We are making changes in the Immigration Bill to reduce the number of appeal rights and to ensure that those convicted of criminal offences will, in most cases, be able to be deported first and their appeal to take place from overseas.
I am grateful to the Minister for tightening up the previous Government’s deportation regulations so that the scandalous waste of time it took to deport Hamza and Qatada can never happen again. Can he confirm that the proposals he has tabled are unlikely to be struck down by the European Court of Human Rights? If they might be, is he prepared to take action against the European convention on human rights first?
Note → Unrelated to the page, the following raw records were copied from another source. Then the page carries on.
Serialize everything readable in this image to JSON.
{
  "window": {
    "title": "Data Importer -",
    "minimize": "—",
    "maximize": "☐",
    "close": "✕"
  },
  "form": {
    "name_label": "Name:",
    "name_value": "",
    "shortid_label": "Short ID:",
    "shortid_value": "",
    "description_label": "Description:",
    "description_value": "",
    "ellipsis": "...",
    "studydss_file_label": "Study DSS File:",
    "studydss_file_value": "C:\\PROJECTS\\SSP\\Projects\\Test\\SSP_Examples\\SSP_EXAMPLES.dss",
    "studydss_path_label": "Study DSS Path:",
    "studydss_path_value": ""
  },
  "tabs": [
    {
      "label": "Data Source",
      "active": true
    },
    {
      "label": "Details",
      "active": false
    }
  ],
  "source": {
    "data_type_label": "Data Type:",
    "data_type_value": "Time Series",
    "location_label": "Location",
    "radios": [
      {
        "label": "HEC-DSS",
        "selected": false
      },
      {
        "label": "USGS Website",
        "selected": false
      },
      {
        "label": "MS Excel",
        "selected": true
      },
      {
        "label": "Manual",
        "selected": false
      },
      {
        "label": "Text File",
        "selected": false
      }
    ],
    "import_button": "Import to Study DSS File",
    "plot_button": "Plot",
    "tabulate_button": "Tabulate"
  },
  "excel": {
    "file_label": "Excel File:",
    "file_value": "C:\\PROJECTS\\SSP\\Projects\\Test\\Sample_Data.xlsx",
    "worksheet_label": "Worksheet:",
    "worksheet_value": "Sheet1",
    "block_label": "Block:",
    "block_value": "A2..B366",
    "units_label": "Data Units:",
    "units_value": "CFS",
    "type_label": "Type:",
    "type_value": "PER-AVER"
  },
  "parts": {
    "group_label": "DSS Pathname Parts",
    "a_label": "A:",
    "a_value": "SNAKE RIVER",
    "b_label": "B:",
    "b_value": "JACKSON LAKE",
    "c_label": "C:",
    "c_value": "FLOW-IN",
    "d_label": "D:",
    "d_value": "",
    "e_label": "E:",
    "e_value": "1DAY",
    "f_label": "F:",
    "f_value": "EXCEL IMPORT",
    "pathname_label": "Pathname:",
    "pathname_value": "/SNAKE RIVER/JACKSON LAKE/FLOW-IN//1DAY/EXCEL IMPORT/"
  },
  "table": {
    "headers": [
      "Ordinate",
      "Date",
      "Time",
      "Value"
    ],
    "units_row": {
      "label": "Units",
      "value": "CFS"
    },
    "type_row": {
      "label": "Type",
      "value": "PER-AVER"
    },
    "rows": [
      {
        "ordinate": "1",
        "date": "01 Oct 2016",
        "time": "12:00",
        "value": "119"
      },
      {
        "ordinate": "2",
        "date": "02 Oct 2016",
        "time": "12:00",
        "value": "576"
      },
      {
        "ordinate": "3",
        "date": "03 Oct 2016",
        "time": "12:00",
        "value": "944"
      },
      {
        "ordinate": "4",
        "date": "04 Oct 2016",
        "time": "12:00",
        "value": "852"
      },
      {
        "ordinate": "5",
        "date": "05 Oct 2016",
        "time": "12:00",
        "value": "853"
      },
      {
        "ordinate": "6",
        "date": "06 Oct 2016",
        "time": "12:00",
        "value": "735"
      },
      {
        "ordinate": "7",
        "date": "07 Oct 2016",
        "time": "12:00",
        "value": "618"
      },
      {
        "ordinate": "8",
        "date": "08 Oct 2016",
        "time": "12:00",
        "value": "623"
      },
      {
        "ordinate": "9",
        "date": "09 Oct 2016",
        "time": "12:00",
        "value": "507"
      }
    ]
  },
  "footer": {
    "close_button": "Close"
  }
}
We have looked very carefully at this, and we are confident that the measures in the Immigration Bill, including the changes that clause 14 makes to put article 8 on a proper statutory basis, are robust. The Home Secretary has made it clear that at the election we will have to deal with the impact of the Human Rights Act 1998 and the convention. Indeed, that has been reinforced by comments from Lord Sumption, who pointed out that the Court is now engaged in judicial law-making, which is in constitutional terms remarkable, taking many contentious issues that should be questions for political debate and turning them into questions of law to be resolved by a tribunal. I could not agree with him more.